nowadays, it's right up there with Moby Dick in many ways. Perhaps Roger
should make a film of it?

* From Dennis W. Nixon (Regarding 'Wind'): I had the privilege of working
as a "sailing extra" for two weeks in Newport during the filming of Wind,
turning the handles of a coffee grinder on board Intrepid and American
Eagle. It was an incredible amount of fun, and a real eye-opener on the
mechanics of how a "major motion picture" is produced. Since scenes were
being re-written every day on the set, it seemed pretty clear even at that
stage that there would not be any Oscars in the movie's future. However,
the director was intent in capturing the excitement of sailing,
particularly in heavy weather, and in that one category I still believe the
movie does it better than any other Hollywood effort. As proof, I would
offer the scene in my own living room this past Tuesday night: after the
local Jamestown Yacht Club Tuesday night race, both of my daughters (ages
20 and 16) brought their crews home for a barbecue followed by their
favorite after-dinner entertainment, yet another viewing of Wind. Although
only two of the dozen kids there hadn't seen it before, they all stayed to
the end. It's still a lot of fun.

* From Nelson Stephenson: I am greatly amused by the two current threads
extolling the problems with ratings rules and design of extreme boats that
push the envelope and are hard to rate. The answer to any question
involving ratings rules is always One Design. Period. Hands down more fun.
Equal boats out of the box, preparation, conditioning and sailing ability
is more important than design, first to finish wins and the boats generally
hold their value. What's not to like about that?

It is also amusing that the movie "Wind" is berated for being overly
simplistic and not really representing our sport very well. If it attracts
people to sailing and gets them interested then it is up to the rest of us
to be sure that the newly attracted candidates get a great first experience
and learn what sailing is all about. If we always let them have Fun first,
they will be around long enough to figure out the rules. Maybe every boat
should be required to carry an impressive and mythical "Whomper" just to
attract new people to the sport of sailing. My bet is the only shots that
would appear on TV and in the newspapers would be those of boats with the
"Whomper" up.

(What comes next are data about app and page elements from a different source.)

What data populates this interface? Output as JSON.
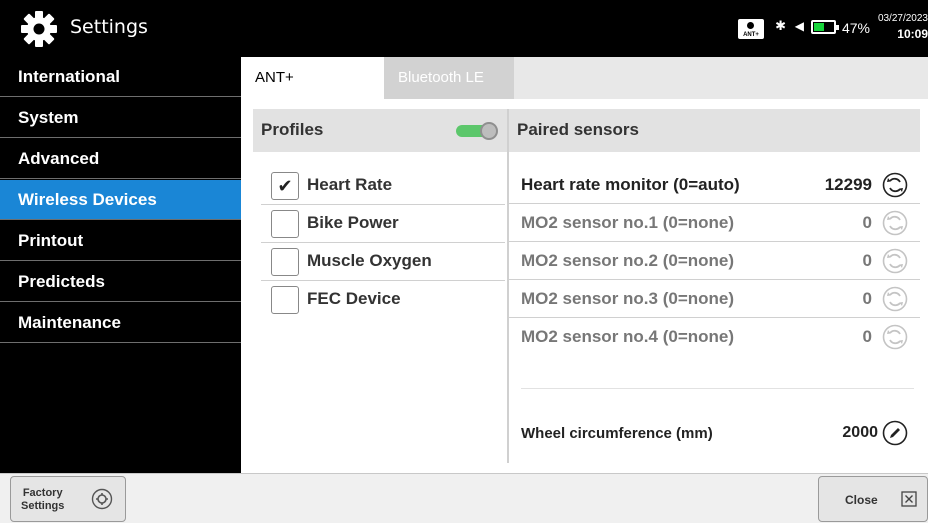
{
  "header": {
    "title": "Settings",
    "ant_label": "ANT+",
    "battery_percent": "47%",
    "battery_level": 0.47,
    "date": "03/27/2023",
    "time": "10:09"
  },
  "sidebar": {
    "items": [
      {
        "label": "International",
        "active": false
      },
      {
        "label": "System",
        "active": false
      },
      {
        "label": "Advanced",
        "active": false
      },
      {
        "label": "Wireless Devices",
        "active": true
      },
      {
        "label": "Printout",
        "active": false
      },
      {
        "label": "Predicteds",
        "active": false
      },
      {
        "label": "Maintenance",
        "active": false
      }
    ]
  },
  "tabs": [
    {
      "label": "ANT+",
      "active": true
    },
    {
      "label": "Bluetooth LE",
      "active": false
    }
  ],
  "profiles": {
    "title": "Profiles",
    "toggle_on": true,
    "items": [
      {
        "label": "Heart Rate",
        "checked": true
      },
      {
        "label": "Bike Power",
        "checked": false
      },
      {
        "label": "Muscle Oxygen",
        "checked": false
      },
      {
        "label": "FEC Device",
        "checked": false
      }
    ]
  },
  "sensors": {
    "title": "Paired sensors",
    "items": [
      {
        "label": "Heart rate monitor (0=auto)",
        "value": "12299",
        "enabled": true
      },
      {
        "label": "MO2 sensor no.1 (0=none)",
        "value": "0",
        "enabled": false
      },
      {
        "label": "MO2 sensor no.2 (0=none)",
        "value": "0",
        "enabled": false
      },
      {
        "label": "MO2 sensor no.3 (0=none)",
        "value": "0",
        "enabled": false
      },
      {
        "label": "MO2 sensor no.4 (0=none)",
        "value": "0",
        "enabled": false
      }
    ],
    "wheel": {
      "label": "Wheel circumference (mm)",
      "value": "2000"
    }
  },
  "footer": {
    "factory_line1": "Factory",
    "factory_line2": "Settings",
    "close_label": "Close"
  },
  "colors": {
    "accent": "#1a86d6",
    "toggle": "#5cc76b",
    "battery": "#17d43b"
  }
}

"Even if you're on the right track, you'll get run over if you just sit
there." - Arthur Godfrey